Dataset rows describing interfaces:
——
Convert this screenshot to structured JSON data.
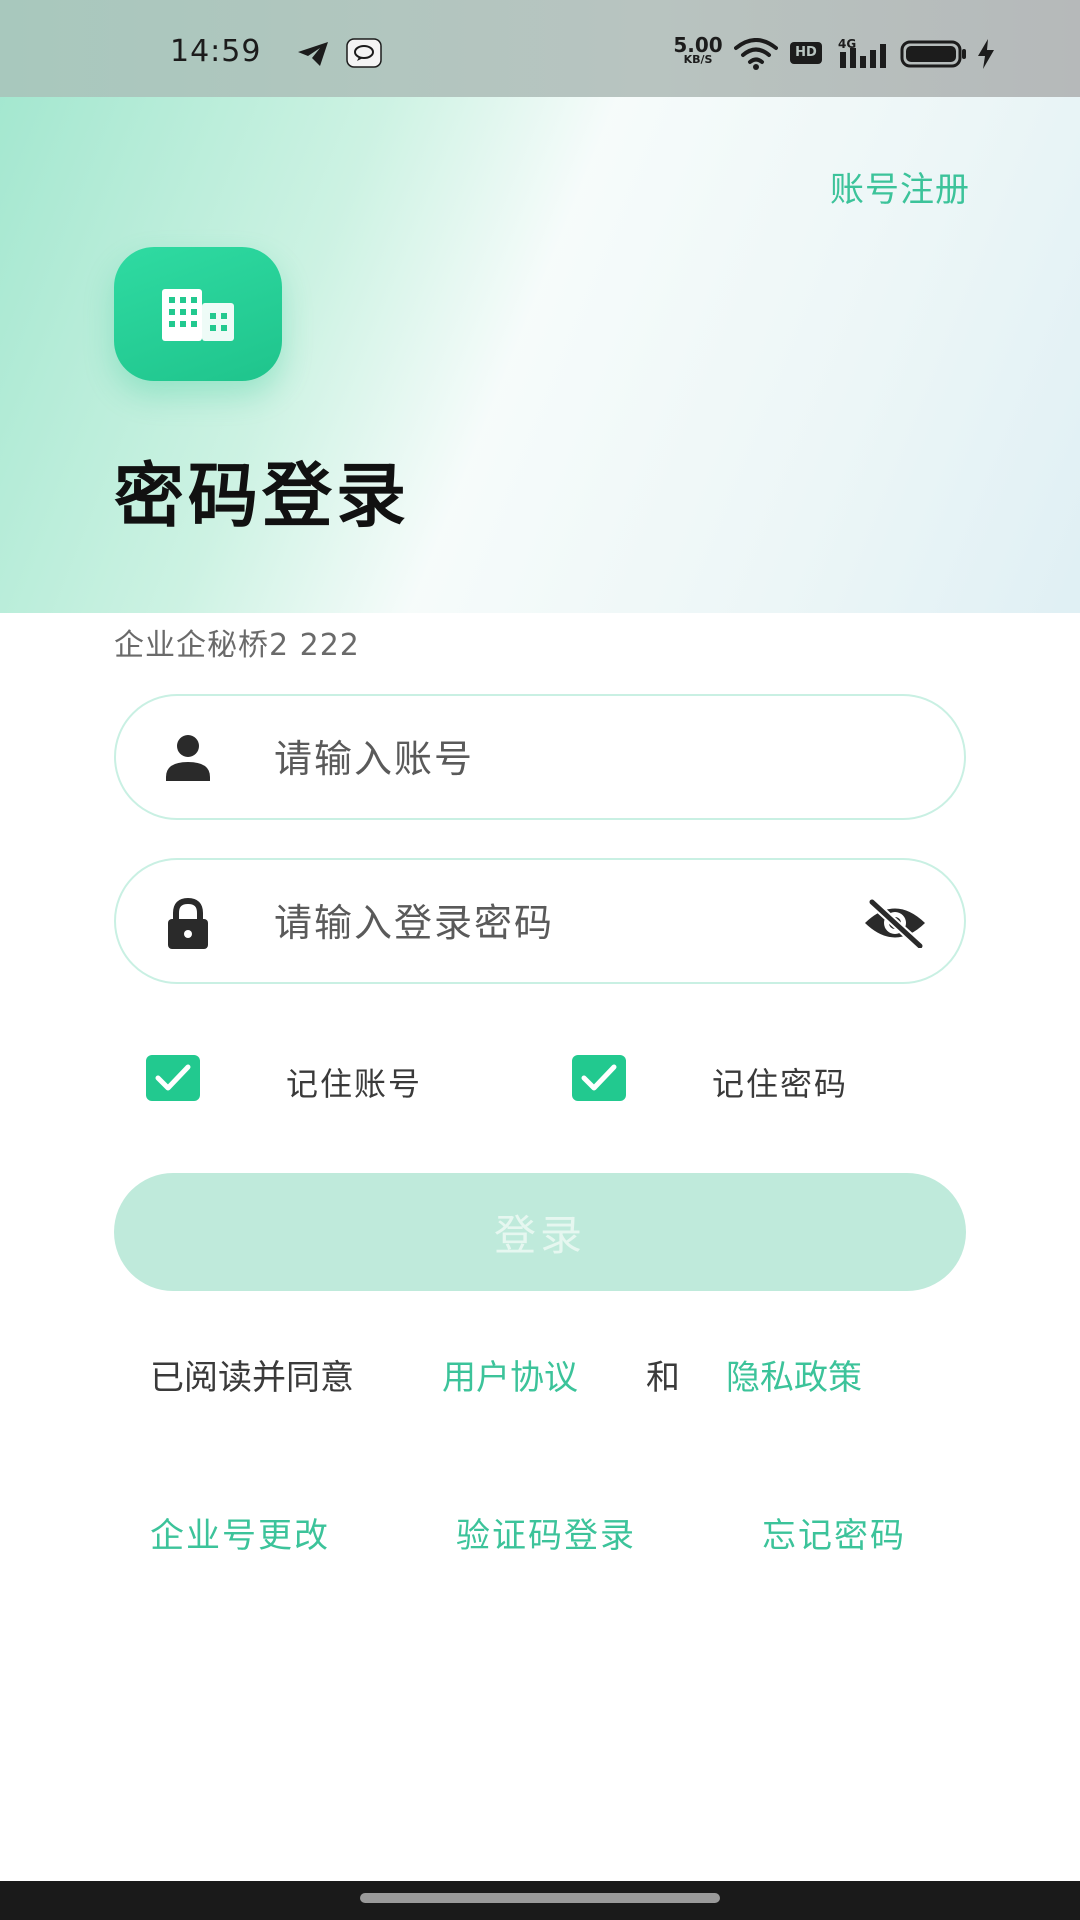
{
  "status_bar": {
    "time": "14:59",
    "net_speed_value": "5.00",
    "net_speed_unit": "KB/S",
    "hd_label": "HD",
    "icons": [
      "telegram-icon",
      "message-bubble-icon",
      "wifi-icon",
      "signal-4g-icon",
      "battery-icon",
      "charging-bolt-icon"
    ]
  },
  "header": {
    "register_link": "账号注册",
    "logo_icon": "building-icon",
    "title": "密码登录"
  },
  "company": {
    "label": "企业企秘桥2  222"
  },
  "form": {
    "account_placeholder": "请输入账号",
    "account_value": "",
    "password_placeholder": "请输入登录密码",
    "password_value": "",
    "remember_account_label": "记住账号",
    "remember_account_checked": true,
    "remember_password_label": "记住密码",
    "remember_password_checked": true,
    "login_button": "登录",
    "login_enabled": false
  },
  "agreement": {
    "prefix": "已阅读并同意",
    "user_agreement": "用户协议",
    "and": "和",
    "privacy_policy": "隐私政策"
  },
  "links": {
    "change_company": "企业号更改",
    "sms_login": "验证码登录",
    "forgot_password": "忘记密码"
  },
  "colors": {
    "accent": "#3cc39a",
    "checkbox": "#22c98f",
    "login_button_disabled": "#bfeadb",
    "field_border": "#c9f0e3"
  }
}
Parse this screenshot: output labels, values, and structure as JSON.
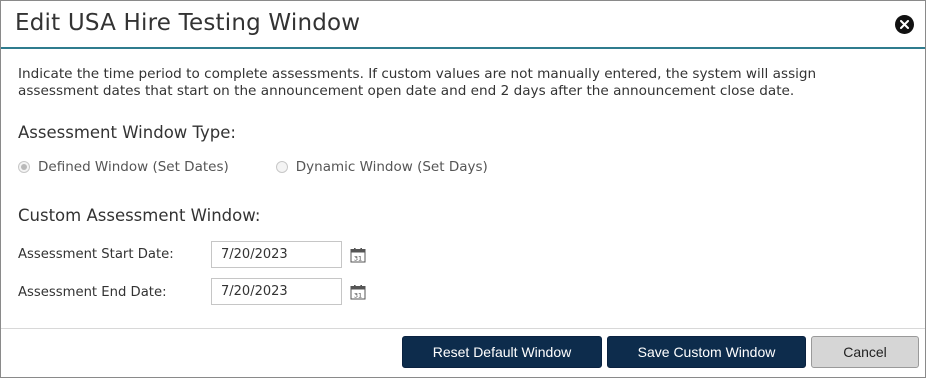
{
  "dialog": {
    "title": "Edit USA Hire Testing Window",
    "intro": "Indicate the time period to complete assessments.  If custom values are not manually entered, the system will assign assessment dates that start on the announcement open date and end 2 days after the announcement close date."
  },
  "window_type": {
    "heading": "Assessment Window Type:",
    "options": [
      {
        "label": "Defined Window (Set Dates)",
        "checked": true
      },
      {
        "label": "Dynamic Window (Set Days)",
        "checked": false
      }
    ]
  },
  "custom_window": {
    "heading": "Custom Assessment Window:",
    "start_label": "Assessment Start Date:",
    "start_value": "7/20/2023",
    "end_label": "Assessment End Date:",
    "end_value": "7/20/2023",
    "calendar_icon_text": "31"
  },
  "buttons": {
    "reset": "Reset Default Window",
    "save": "Save Custom Window",
    "cancel": "Cancel"
  },
  "icons": {
    "close": "close-icon",
    "calendar": "calendar-icon"
  },
  "colors": {
    "header_rule": "#2f7c8e",
    "primary_button": "#0d2c4c",
    "secondary_button": "#d6d6d6"
  }
}
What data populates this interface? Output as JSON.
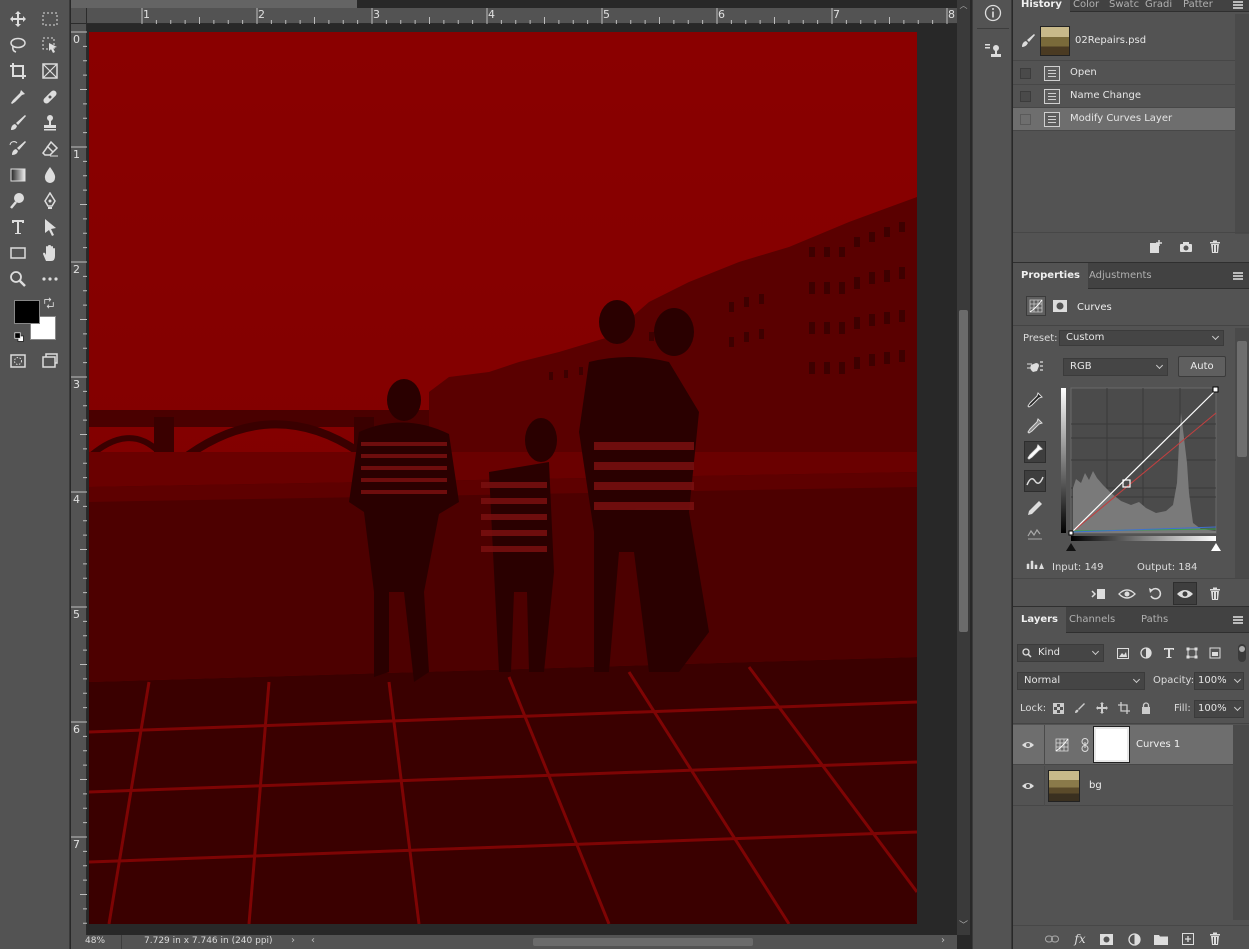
{
  "toolbar": {
    "tools": [
      "move-tool",
      "marquee-tool",
      "lasso-tool",
      "object-select-tool",
      "crop-tool",
      "frame-tool",
      "eyedropper-tool",
      "healing-brush-tool",
      "brush-tool",
      "clone-stamp-tool",
      "history-brush-tool",
      "eraser-tool",
      "gradient-tool",
      "blur-tool",
      "dodge-tool",
      "pen-tool",
      "type-tool",
      "path-select-tool",
      "rectangle-tool",
      "hand-tool",
      "zoom-tool",
      "more-tools"
    ],
    "foreground_color": "#000000",
    "background_color": "#ffffff"
  },
  "rulers": {
    "top": [
      "1",
      "2",
      "3",
      "4",
      "5",
      "6",
      "7",
      "8"
    ],
    "left": [
      "0",
      "1",
      "2",
      "3",
      "4",
      "5",
      "6",
      "7"
    ]
  },
  "document": {
    "tint_color": "#8e0000"
  },
  "status": {
    "zoom": "48%",
    "doc_size": "7.729 in x 7.746 in (240 ppi)"
  },
  "history": {
    "tabs": [
      "History",
      "Color",
      "Swatc",
      "Gradi",
      "Patter"
    ],
    "snapshot_name": "02Repairs.psd",
    "items": [
      {
        "label": "Open"
      },
      {
        "label": "Name Change"
      },
      {
        "label": "Modify Curves Layer"
      }
    ]
  },
  "properties": {
    "tabs": [
      "Properties",
      "Adjustments"
    ],
    "adjustment_name": "Curves",
    "preset_label": "Preset:",
    "preset_value": "Custom",
    "channel_value": "RGB",
    "auto_label": "Auto",
    "input_label": "Input: 149",
    "output_label": "Output: 184"
  },
  "layers": {
    "tabs": [
      "Layers",
      "Channels",
      "Paths"
    ],
    "filter_kind": "Kind",
    "blend_mode": "Normal",
    "opacity_label": "Opacity:",
    "opacity_value": "100%",
    "lock_label": "Lock:",
    "fill_label": "Fill:",
    "fill_value": "100%",
    "items": [
      {
        "name": "Curves 1"
      },
      {
        "name": "bg"
      }
    ]
  }
}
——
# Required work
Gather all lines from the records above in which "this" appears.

# Output below
Convert this screenshot to structured JSON data.
Parse this screenshot: output labels, values, and structure as JSON.
What data populates this interface? Output as JSON.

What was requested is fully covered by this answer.